### Problem description
Which lines of the entries below contain the string "title"? Copy each one.

### App and web page records
=== Begin Enclosure ===
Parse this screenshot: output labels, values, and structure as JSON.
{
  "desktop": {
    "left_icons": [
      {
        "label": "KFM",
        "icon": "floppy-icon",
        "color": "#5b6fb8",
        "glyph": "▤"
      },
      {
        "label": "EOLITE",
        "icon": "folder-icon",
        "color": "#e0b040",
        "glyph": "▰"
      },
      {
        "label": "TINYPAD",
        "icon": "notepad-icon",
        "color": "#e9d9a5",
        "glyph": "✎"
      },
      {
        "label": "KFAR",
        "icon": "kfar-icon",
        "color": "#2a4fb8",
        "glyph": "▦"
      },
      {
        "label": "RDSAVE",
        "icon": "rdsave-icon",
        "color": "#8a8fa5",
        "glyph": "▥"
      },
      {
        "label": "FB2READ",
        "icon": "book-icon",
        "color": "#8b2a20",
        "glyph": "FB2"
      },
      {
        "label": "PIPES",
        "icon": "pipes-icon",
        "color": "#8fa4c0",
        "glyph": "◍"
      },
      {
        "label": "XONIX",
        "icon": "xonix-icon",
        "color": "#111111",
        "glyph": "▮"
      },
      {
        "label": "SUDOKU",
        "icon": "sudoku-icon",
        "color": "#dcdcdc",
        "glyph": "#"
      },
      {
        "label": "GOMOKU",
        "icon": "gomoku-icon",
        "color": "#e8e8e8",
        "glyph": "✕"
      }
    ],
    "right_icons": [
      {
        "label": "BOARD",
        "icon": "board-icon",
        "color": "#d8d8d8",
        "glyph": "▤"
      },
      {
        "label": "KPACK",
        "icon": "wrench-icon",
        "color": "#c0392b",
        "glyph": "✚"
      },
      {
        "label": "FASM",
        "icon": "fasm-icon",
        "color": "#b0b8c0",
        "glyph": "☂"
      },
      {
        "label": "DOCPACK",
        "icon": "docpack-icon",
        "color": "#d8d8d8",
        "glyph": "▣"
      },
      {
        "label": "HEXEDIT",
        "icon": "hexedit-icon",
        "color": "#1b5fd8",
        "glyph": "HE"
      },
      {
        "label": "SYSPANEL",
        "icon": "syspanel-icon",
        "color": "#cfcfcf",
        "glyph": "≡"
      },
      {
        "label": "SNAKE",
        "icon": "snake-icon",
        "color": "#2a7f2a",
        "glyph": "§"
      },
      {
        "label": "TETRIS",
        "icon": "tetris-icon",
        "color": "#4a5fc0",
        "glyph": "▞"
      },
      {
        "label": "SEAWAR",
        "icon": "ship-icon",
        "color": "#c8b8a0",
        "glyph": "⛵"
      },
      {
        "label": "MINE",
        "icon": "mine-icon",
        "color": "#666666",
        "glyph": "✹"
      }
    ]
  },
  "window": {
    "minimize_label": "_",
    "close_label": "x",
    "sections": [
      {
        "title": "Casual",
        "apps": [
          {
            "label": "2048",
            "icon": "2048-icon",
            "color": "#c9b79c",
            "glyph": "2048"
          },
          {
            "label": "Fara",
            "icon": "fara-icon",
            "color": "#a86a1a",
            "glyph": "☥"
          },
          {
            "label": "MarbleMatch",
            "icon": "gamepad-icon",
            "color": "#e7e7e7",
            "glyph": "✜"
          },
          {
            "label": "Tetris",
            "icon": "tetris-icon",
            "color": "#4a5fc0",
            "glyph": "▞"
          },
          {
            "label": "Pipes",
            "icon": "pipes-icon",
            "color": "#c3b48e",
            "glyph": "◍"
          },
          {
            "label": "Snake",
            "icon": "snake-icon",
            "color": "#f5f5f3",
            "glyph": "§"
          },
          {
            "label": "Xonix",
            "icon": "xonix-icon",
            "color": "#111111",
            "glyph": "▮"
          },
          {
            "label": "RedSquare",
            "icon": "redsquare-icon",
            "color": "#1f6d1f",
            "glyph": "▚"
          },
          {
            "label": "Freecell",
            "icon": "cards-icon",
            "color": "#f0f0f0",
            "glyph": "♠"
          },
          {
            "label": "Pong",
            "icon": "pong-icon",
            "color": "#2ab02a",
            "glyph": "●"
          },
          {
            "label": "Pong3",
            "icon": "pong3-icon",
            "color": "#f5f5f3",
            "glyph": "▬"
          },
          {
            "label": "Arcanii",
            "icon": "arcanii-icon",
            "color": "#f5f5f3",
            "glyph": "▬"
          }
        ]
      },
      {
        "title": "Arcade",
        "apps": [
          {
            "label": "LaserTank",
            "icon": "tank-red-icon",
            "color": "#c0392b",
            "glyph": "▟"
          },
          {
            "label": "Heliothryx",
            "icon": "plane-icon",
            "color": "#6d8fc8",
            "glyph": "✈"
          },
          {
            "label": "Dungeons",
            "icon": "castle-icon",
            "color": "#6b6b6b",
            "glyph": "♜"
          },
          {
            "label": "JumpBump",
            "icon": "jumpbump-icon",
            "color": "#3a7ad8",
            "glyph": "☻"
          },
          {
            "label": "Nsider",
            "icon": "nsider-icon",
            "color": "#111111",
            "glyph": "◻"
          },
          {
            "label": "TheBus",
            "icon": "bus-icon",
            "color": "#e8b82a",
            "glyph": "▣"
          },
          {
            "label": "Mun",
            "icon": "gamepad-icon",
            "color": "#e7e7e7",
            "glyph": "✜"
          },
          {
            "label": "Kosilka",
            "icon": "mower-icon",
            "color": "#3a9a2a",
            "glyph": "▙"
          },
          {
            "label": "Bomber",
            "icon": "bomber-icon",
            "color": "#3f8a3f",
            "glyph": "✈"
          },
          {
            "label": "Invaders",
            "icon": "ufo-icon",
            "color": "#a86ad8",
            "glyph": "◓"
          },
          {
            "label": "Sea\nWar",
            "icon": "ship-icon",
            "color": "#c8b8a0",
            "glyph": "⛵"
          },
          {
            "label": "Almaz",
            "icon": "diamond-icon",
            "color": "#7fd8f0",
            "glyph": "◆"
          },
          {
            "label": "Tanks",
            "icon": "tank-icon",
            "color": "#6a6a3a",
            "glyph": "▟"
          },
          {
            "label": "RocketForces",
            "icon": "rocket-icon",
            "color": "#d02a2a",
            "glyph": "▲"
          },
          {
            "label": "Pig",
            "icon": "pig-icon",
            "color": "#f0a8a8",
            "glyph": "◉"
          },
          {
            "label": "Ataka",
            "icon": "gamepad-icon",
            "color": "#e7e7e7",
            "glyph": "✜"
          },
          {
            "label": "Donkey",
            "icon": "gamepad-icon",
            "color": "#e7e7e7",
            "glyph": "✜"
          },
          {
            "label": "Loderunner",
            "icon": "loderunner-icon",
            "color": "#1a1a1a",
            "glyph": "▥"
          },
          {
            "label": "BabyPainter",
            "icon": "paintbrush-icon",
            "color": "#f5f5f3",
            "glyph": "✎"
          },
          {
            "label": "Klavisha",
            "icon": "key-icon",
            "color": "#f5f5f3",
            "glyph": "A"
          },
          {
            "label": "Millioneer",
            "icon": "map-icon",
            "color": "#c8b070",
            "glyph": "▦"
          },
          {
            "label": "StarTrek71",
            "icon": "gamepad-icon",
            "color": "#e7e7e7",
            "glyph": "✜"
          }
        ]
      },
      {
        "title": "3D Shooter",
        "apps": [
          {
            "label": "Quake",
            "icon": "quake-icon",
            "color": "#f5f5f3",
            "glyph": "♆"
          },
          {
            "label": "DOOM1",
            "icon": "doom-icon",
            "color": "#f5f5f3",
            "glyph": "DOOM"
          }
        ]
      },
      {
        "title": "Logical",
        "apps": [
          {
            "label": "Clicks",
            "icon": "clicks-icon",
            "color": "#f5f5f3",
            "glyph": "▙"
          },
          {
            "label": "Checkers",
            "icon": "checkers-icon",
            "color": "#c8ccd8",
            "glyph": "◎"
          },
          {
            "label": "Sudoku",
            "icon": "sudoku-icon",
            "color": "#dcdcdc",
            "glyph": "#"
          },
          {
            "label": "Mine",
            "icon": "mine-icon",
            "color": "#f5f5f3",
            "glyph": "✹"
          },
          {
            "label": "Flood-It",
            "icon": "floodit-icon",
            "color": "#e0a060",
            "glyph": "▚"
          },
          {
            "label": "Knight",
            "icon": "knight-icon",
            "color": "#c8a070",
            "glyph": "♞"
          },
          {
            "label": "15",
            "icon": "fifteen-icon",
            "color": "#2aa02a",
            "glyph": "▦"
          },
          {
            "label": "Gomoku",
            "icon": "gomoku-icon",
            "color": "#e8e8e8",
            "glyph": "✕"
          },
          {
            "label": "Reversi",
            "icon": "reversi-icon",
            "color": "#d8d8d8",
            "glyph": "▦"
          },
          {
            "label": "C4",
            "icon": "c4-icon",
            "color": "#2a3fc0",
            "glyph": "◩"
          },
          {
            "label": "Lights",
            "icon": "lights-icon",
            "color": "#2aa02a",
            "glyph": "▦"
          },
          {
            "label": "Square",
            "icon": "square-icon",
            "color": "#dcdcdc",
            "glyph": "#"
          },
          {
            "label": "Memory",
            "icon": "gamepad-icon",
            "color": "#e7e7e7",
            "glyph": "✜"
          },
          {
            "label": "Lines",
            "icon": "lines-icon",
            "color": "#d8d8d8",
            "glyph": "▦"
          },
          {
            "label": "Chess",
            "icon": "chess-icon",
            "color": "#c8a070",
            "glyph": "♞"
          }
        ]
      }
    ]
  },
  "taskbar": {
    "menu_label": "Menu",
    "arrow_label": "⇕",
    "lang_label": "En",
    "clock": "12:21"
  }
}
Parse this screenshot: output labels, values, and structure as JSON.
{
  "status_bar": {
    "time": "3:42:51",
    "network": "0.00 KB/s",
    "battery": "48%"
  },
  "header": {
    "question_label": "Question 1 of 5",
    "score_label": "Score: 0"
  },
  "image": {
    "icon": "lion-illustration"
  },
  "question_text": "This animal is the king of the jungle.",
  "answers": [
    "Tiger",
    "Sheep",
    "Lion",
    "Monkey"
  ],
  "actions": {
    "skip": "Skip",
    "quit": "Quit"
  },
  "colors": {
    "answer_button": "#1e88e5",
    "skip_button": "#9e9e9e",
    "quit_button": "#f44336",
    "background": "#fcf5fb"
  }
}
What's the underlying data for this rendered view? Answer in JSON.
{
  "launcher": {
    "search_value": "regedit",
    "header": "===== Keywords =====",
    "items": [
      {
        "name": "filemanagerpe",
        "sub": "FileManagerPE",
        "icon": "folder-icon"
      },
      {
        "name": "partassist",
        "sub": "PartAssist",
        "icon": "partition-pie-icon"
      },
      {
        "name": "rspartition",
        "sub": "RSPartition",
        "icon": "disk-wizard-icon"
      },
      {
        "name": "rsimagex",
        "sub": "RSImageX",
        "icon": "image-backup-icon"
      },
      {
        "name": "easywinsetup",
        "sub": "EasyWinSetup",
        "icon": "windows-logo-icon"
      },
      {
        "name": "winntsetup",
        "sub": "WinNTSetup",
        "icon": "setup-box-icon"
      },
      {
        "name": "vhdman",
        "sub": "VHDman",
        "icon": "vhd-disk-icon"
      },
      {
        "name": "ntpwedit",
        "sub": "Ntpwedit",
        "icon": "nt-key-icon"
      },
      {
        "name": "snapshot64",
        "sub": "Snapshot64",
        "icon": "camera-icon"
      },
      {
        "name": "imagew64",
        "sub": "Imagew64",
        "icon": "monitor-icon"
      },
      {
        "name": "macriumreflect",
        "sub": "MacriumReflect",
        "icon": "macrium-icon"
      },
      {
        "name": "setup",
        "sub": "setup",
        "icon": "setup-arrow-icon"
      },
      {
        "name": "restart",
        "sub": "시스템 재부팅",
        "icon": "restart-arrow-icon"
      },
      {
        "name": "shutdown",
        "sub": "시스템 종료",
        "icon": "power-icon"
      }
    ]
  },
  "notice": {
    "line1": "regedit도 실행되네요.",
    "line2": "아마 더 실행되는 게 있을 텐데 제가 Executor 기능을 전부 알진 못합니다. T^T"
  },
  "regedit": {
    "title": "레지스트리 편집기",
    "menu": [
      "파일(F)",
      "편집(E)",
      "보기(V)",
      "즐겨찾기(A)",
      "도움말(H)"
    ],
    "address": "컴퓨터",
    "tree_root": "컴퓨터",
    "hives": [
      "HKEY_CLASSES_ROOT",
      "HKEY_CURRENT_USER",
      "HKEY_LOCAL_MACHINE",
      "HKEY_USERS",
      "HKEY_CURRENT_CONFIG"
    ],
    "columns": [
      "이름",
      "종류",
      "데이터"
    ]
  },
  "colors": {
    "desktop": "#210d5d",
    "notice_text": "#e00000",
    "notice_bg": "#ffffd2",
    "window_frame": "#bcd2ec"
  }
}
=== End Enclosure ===
### Answer space
        "title": "Casual",
        "title": "Arcade",
        "title": "3D Shooter",
        "title": "Logical",
    "title": "레지스트리 편집기",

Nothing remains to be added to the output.